*** Available data ***
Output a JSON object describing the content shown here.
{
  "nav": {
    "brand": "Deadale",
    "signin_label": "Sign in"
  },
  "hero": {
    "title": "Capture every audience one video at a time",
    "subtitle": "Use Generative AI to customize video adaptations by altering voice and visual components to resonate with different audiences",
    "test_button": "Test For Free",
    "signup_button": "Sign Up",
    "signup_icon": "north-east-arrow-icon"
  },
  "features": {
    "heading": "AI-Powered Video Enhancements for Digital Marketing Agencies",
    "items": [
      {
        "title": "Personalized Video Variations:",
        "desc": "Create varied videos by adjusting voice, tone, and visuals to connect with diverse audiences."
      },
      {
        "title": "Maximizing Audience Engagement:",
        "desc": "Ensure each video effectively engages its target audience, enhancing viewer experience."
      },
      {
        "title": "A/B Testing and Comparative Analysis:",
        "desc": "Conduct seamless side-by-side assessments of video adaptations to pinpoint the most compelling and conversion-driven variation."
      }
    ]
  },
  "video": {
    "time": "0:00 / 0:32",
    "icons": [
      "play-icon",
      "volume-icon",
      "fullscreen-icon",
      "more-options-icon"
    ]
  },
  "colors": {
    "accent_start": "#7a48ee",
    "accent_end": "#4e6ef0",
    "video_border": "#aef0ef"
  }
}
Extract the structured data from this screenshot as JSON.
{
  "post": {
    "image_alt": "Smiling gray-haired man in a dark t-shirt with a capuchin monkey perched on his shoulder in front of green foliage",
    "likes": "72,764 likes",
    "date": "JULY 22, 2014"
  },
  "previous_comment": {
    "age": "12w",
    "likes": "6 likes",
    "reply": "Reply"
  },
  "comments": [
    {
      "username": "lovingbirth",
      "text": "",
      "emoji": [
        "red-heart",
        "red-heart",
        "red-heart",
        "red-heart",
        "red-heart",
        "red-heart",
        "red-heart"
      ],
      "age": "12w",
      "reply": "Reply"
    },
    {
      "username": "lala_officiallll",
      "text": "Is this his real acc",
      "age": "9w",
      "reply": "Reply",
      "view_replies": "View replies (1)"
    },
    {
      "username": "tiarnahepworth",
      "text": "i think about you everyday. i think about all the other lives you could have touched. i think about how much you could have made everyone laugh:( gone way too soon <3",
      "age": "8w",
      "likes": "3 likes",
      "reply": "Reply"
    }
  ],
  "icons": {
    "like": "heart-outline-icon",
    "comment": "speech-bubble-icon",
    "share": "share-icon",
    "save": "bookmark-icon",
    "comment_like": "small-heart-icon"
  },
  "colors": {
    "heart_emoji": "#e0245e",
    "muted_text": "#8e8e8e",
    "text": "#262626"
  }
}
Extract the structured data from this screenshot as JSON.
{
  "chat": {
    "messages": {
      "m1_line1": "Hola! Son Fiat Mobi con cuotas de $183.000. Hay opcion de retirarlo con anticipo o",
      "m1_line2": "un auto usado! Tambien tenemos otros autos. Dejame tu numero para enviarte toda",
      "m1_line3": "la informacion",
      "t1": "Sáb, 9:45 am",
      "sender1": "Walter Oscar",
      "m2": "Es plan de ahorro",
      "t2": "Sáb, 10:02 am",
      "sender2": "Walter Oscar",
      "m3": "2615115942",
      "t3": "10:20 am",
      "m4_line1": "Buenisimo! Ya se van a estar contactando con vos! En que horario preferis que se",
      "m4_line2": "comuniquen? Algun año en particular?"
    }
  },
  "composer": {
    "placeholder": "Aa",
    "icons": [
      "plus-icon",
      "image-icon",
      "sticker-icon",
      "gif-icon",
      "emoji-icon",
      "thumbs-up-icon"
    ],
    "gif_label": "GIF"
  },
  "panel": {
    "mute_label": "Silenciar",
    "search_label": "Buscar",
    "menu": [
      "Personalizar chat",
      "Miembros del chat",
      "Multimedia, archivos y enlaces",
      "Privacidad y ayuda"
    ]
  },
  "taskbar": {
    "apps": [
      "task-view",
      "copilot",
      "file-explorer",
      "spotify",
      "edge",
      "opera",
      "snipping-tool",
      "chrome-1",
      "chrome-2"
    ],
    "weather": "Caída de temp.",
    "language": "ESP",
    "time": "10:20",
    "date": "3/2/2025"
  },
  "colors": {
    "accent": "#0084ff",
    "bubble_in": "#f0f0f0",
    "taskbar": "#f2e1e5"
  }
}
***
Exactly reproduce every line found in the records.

# Response area:
Output a JSON object describing the content shown here.
{
  "nav": {
    "brand": "Deadale",
    "signin_label": "Sign in"
  },
  "hero": {
    "title": "Capture every audience one video at a time",
    "subtitle": "Use Generative AI to customize video adaptations by altering voice and visual components to resonate with different audiences",
    "test_button": "Test For Free",
    "signup_button": "Sign Up",
    "signup_icon": "north-east-arrow-icon"
  },
  "features": {
    "heading": "AI-Powered Video Enhancements for Digital Marketing Agencies",
    "items": [
      {
        "title": "Personalized Video Variations:",
        "desc": "Create varied videos by adjusting voice, tone, and visuals to connect with diverse audiences."
      },
      {
        "title": "Maximizing Audience Engagement:",
        "desc": "Ensure each video effectively engages its target audience, enhancing viewer experience."
      },
      {
        "title": "A/B Testing and Comparative Analysis:",
        "desc": "Conduct seamless side-by-side assessments of video adaptations to pinpoint the most compelling and conversion-driven variation."
      }
    ]
  },
  "video": {
    "time": "0:00 / 0:32",
    "icons": [
      "play-icon",
      "volume-icon",
      "fullscreen-icon",
      "more-options-icon"
    ]
  },
  "colors": {
    "accent_start": "#7a48ee",
    "accent_end": "#4e6ef0",
    "video_border": "#aef0ef"
  }
}
Extract the structured data from this screenshot as JSON.
{
  "post": {
    "image_alt": "Smiling gray-haired man in a dark t-shirt with a capuchin monkey perched on his shoulder in front of green foliage",
    "likes": "72,764 likes",
    "date": "JULY 22, 2014"
  },
  "previous_comment": {
    "age": "12w",
    "likes": "6 likes",
    "reply": "Reply"
  },
  "comments": [
    {
      "username": "lovingbirth",
      "text": "",
      "emoji": [
        "red-heart",
        "red-heart",
        "red-heart",
        "red-heart",
        "red-heart",
        "red-heart",
        "red-heart"
      ],
      "age": "12w",
      "reply": "Reply"
    },
    {
      "username": "lala_officiallll",
      "text": "Is this his real acc",
      "age": "9w",
      "reply": "Reply",
      "view_replies": "View replies (1)"
    },
    {
      "username": "tiarnahepworth",
      "text": "i think about you everyday. i think about all the other lives you could have touched. i think about how much you could have made everyone laugh:( gone way too soon <3",
      "age": "8w",
      "likes": "3 likes",
      "reply": "Reply"
    }
  ],
  "icons": {
    "like": "heart-outline-icon",
    "comment": "speech-bubble-icon",
    "share": "share-icon",
    "save": "bookmark-icon",
    "comment_like": "small-heart-icon"
  },
  "colors": {
    "heart_emoji": "#e0245e",
    "muted_text": "#8e8e8e",
    "text": "#262626"
  }
}
Extract the structured data from this screenshot as JSON.
{
  "chat": {
    "messages": {
      "m1_line1": "Hola! Son Fiat Mobi con cuotas de $183.000. Hay opcion de retirarlo con anticipo o",
      "m1_line2": "un auto usado! Tambien tenemos otros autos. Dejame tu numero para enviarte toda",
      "m1_line3": "la informacion",
      "t1": "Sáb, 9:45 am",
      "sender1": "Walter Oscar",
      "m2": "Es plan de ahorro",
      "t2": "Sáb, 10:02 am",
      "sender2": "Walter Oscar",
      "m3": "2615115942",
      "t3": "10:20 am",
      "m4_line1": "Buenisimo! Ya se van a estar contactando con vos! En que horario preferis que se",
      "m4_line2": "comuniquen? Algun año en particular?"
    }
  },
  "composer": {
    "placeholder": "Aa",
    "icons": [
      "plus-icon",
      "image-icon",
      "sticker-icon",
      "gif-icon",
      "emoji-icon",
      "thumbs-up-icon"
    ],
    "gif_label": "GIF"
  },
  "panel": {
    "mute_label": "Silenciar",
    "search_label": "Buscar",
    "menu": [
      "Personalizar chat",
      "Miembros del chat",
      "Multimedia, archivos y enlaces",
      "Privacidad y ayuda"
    ]
  },
  "taskbar": {
    "apps": [
      "task-view",
      "copilot",
      "file-explorer",
      "spotify",
      "edge",
      "opera",
      "snipping-tool",
      "chrome-1",
      "chrome-2"
    ],
    "weather": "Caída de temp.",
    "language": "ESP",
    "time": "10:20",
    "date": "3/2/2025"
  },
  "colors": {
    "accent": "#0084ff",
    "bubble_in": "#f0f0f0",
    "taskbar": "#f2e1e5"
  }
}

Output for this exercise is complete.